We will be mostly indoors, so dress for that, of course. But you will want a warm jacket, hat and gloves for getting around town. And if you’re planning to go shooting at night, you definitely want to dress warm. We’re talking parka, insulated pants, base layers, wool hat, quality gloves, scarf, wool socks, winter boots. You’ll also want to stay dry if it snows, so it’s prudent to make sure your shell layer is waterproof, or at least water-resistant.
The majority of this workshop will be spent in the classroom. Several evening shoots are planned in the local Catskills region.
Please read our FAQs section for more information about skill and gear requirements, and other information that pertains to all our workshops.
If you have questions, please contact us—we're happy to talk it over with you.
Making the Switch ...
Back in 2007, I was teaching a night photography workshop in Big Bend National Park for the Texas Photo Society, and had a student in the class named Scott Martin, who was a post-processing expert. He had designed his own degree in digital imaging before such a degree formally existed. Conversely, I was relatively new to digital post-production work, having switched from film to digital only recently before. Up until 2005, all of my work was shot on film, and all of my prints were made in a darkroom. Scott was new to night photography, but was a beta tester of Lightroom from the very beginning.
I think I might have been doing the critiques in Preview back then! It was primitive, whatever software I was using. During one of the breaks, Scott and I were talking and he generously offered to introduce me to Lightroom. His easy-going attitude and humble demeanor were disarming, which made me all the more open to what he had to say. I downloaded Lightroom, and he got me started with my first catalog, which was the student work from that workshop!

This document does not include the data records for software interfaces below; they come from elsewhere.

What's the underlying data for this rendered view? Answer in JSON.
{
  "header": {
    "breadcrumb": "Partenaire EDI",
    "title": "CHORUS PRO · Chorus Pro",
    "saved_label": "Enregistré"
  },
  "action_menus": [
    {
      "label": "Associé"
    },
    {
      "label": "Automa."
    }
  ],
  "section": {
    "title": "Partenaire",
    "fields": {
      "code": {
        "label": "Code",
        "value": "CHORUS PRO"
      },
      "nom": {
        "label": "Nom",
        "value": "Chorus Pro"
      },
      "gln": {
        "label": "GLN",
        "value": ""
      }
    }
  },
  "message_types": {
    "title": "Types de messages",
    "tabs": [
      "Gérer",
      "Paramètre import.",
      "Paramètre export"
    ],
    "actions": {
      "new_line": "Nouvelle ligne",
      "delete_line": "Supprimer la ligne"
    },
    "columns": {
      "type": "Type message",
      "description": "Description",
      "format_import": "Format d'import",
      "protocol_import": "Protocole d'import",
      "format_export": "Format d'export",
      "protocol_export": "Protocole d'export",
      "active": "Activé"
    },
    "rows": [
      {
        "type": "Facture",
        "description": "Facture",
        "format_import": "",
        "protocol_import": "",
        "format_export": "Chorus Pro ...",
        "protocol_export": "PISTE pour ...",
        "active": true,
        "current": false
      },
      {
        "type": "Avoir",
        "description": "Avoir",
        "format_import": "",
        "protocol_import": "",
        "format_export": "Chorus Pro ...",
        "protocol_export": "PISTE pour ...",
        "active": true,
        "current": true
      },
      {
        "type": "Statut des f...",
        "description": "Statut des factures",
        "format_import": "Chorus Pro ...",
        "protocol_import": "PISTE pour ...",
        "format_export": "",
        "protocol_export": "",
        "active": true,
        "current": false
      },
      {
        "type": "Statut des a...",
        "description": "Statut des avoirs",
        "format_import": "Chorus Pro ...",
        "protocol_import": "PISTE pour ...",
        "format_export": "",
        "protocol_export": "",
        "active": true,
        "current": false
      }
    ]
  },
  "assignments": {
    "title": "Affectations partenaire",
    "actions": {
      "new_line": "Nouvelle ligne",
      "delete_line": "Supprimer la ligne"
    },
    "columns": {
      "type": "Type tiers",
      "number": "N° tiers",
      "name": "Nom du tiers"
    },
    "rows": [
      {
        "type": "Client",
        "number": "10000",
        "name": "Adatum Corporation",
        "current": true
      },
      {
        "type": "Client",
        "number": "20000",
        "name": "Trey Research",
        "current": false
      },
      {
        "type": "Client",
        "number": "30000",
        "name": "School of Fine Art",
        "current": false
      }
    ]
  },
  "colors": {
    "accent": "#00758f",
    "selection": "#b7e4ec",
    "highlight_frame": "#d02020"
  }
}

I knew that I had to get with the times, so I took advantage of the opportunity that presented itself and went from newbie to teaching Lightroom in a relatively short period. I owe much to my photography mentor Steve Harper, but also to Scott, who taught me a simple and elegant workflow that I still use today.
The point is that just as it is with photography in the field, having a clear and consistent workflow in post-processing leads to better images and more enjoyment. Developing good working habits from the beginning is always preferable, but it’s never too late to get things sorted out if your catalog is a mess and you’re not sure what to do with it.
We promise to guide you with a gentle touch, just as Scott did with me 12 years ago.